Apache Kafka is an incredibly reliable distributed streaming platform engineered for quickly processing massive amounts of data. Many organisations use it to construct fault-tolerant messaging systems that can bear much load while providing substantial uptime. In this piece, we’ll look at how you can use Apache Kafka to make your message delivery more fault-tolerant.
What Is Fault-Tolerant Messaging?
Fault tolerance means the capacity for a system or service not to be affected by any malfunction or breakdown—in other words, its ability to stay operational even when things don’t go according to plan. When applied towards communication networks like those used in financial services applications, hospitals and government offices where significant losses may occur if there were failures, robust solutions become increasingly important each passing day.
How Does Apache Kafka Enable Fault-Tolerant Messaging?
When it comes to distributed messaging, there is often a need for fault tolerance. This means messages can still be sent and received even if some system components fail.
So, how does Apache Kafka provide reliable and resilient message delivery in its architecture?
Apache Kafka has been designed with high availability in mind from the ground up: data is replicated across multiple nodes, which enables highly durable storage, effectively ensuring no single point of failure exists within your infrastructure setup. Furthermore, since each node acts independently while working together collectively at times, it provides superior scalability, too.

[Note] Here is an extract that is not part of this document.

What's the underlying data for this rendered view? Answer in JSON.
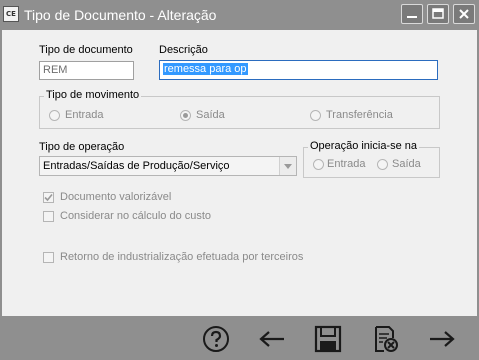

Additionally, several features further contribute towards making sure your messages remain available if any component were ever to become unavailable, like:
Kafka copies data across several brokers to ensure high availability. That means the data is still obtainable on other brokers if one broker goes down.
Kafka distributes the data among multiple brokers to ensure it’s evenly allocated and can be managed simultaneously. So, even when one broker crashes, the rest will process this information.
Leadership should always stay consistent when utilising the distributed architecture in the form of clusters. This is why leader election comes into play within the Kafka system – selecting a single node from the cluster responsible for replicating the entire dataset. This way, should anything happen to the leader node, there’ll remain plenty more with identical, up-to-date copy, thus keeping service running without interruption as much as possible due to internal redundancy built throughout the structure.
If a Leader Broker Fails, What Happens?
In the event of a leader broker failure, another broker is chosen as the new leader. This ensures that Kafka remains in an operational state and runs smoothly.
Steps to Implement Fault-Tolerant Messaging with Apache Kafka
Do you want to know how to implement fault-tolerant messaging using Apache Kafka and Java? Here’s what it takes:
Setting Up Your Cluster
The first step involves getting your cluster up and running by installing multiple machines onto your system and configuring them to work together.
Configure Replication Factor for Failover Support
To ensure message delivery even when some brokers fail or get overloaded, a replication factor should always be higher than one (1). If any node goes down or gets too busy processing requests, other nodes will pick up where left off, ensuring no messages are lost.
What’s the next step for sending and receiving messages? It’s time to create topics in Kafka. You can partition your topics among several brokers to ensure it stays safe.
When something goes wrong with messaging systems, you need some way of dealing with it without data getting lost or corrupt —that’s why handling failures gracefully is an integral part of keeping things running smoothly.
In order to avoid data loss in case of a failure, either by broker or consumer, we need an efficient way to ensure that the system always keeps running. Kafka’s replication and leader election features are perfect as they guarantee availability even if some brokers go down.
Using fault-tolerant messages powered by Apache Kafka can create robust systems which efficiently process vast amounts of information while also providing broad accessibility – all without getting interrupted in cases of failures. Replication, partitioning, and leader elections combined with ZooKeeper capabilities allow you to build reliable communication frameworks that continue functioning properly despite any issues appearing along the way. If you’re building anything message-related where reliability matters, using Apache Kafa could be a great choice.